B.C. Supreme Court Justice Catherine Wedge ruled that Hollinger failed to show there was an imminent risk of "dissipation of assets," by Conrad Black's former right-hand man at Hollinger International Inc.

"It is on this part of the test that the application runs aground," said the judge as she read out her ruling in a Vancouver courtroom Tuesday morning.

The judge was critical of a 125-page affidavit filed by Hollinger director Wesley Voorheis last month, in support of the asset freeze, known as a Mareva injunction.

The affidavit was "marred by argument, speculation and invective," concluded Judge Wedge.

Hollinger obtained a temporary asset freeze on October 25, in an ex parte application before B.C. Supreme Court Justice Deborah Satanove.

The injunction placed several restrictions on the personal and business assets of Mr. Radler, who lives in Vancouver. His spending was also limited to $25,000 per month.

The temporary asset freeze was set to expire Nov. 9 and Judge Wedge heard more than three days of arguments last week from lawyers representing Hollinger and Mr. Radler.

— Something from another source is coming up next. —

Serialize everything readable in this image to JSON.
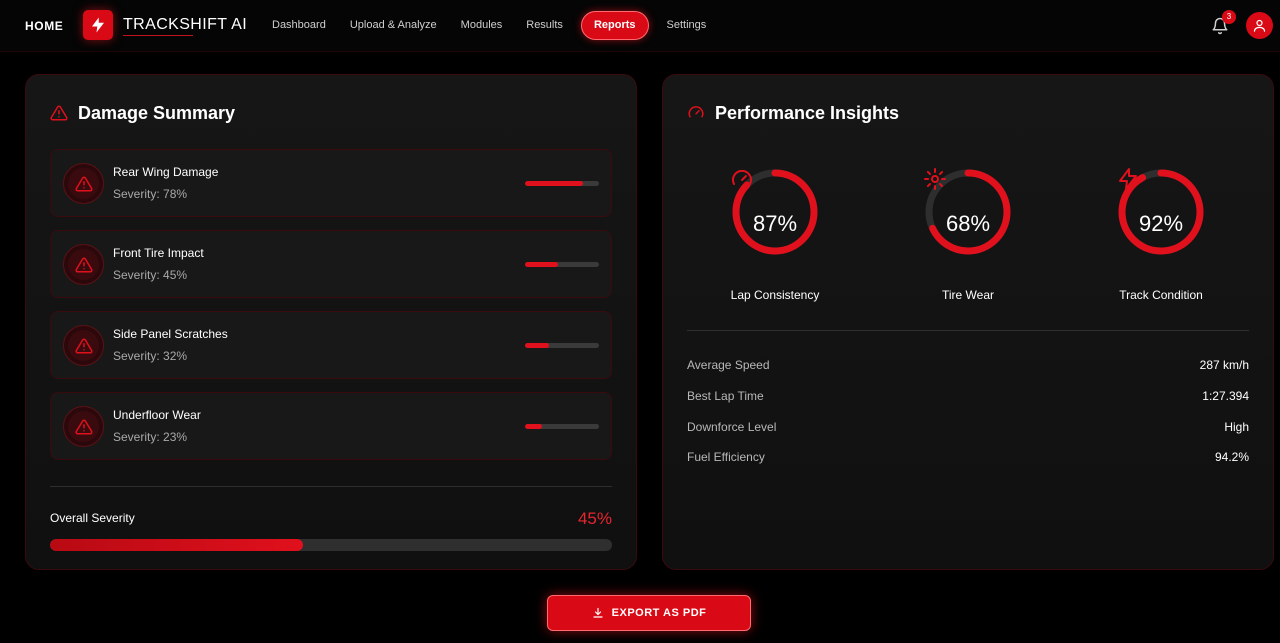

Hollinger was asking the court to extend the freeze until the end of a civil action in the Ontario Superior Court.

Mr. Radler, Lord Black and several other former Hollinger International executives are defendants in the Ontario lawsuit which is seeking $750-million in damages.

A Mareva injunction is "sweeping and highly intrusive in its terms," said Judge Wedge.

She noted that very little action has been taken by Hollinger to move forward the Ontario civil action since it was filed earlier this year.

"The obvious question is why Hollinger has waited all this time to bring the injunction application," said Judge Wedge.

Mr. Radler pleaded guilty in Chicago September 2005 to one fraud-related count connected to the improper transfer of more than $7-million in non-compete payments.

Mr. Radler has made restitution on the non-compete payments and his plea agreement includes a 29-month jail sentence, to be served after he is expected to testify against Lord Black next spring in a U.S. court.

"As a result of the plea agreement Mr. Radler is on a tight leash," said Judge Wedge, who suggested that U.S. authorities would be monitoring any inappropriate financial transactions.

A lawyer for Hollinger indicated in court that the company will file an appeal of the ruling as soon as possible.